> [ABOUT THIS TASK]: Should a line below contain the word "verified", report it.

(Data records for software interfaces)
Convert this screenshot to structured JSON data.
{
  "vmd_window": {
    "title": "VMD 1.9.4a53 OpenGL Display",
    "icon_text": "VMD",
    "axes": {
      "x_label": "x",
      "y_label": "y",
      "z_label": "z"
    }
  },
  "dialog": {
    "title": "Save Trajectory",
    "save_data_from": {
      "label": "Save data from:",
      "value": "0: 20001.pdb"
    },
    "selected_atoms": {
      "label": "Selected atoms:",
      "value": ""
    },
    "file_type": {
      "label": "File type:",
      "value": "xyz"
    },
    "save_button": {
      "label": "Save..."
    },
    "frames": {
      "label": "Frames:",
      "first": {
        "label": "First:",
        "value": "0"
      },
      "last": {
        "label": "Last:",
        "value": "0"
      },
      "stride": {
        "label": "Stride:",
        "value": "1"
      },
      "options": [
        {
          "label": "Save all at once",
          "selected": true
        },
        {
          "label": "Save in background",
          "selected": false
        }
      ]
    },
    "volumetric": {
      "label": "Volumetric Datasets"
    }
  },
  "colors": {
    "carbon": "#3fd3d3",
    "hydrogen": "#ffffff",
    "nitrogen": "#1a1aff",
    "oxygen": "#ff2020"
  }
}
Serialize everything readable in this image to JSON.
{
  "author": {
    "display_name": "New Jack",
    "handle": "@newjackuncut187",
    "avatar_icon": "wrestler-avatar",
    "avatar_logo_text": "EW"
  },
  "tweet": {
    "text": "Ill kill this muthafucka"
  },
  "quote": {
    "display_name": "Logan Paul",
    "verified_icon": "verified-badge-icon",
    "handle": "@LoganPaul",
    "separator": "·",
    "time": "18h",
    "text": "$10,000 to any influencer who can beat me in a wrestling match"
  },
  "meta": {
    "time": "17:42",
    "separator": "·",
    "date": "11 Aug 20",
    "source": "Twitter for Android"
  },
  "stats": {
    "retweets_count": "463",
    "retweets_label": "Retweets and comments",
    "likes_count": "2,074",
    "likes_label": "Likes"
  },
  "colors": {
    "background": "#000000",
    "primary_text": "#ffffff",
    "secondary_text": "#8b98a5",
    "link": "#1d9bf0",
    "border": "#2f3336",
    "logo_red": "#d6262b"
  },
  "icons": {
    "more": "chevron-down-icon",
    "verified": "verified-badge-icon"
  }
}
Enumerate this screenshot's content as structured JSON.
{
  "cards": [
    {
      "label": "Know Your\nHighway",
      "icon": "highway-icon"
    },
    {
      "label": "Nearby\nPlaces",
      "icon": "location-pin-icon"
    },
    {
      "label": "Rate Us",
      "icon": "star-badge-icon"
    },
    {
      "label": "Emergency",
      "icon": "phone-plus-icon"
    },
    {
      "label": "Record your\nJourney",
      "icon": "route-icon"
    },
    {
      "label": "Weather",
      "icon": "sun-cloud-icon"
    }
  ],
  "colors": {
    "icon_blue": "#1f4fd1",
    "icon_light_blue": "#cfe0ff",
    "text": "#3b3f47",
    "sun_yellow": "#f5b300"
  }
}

> [SOLVED EXERCISE]:
    "verified_icon": "verified-badge-icon",
    "verified": "verified-badge-icon"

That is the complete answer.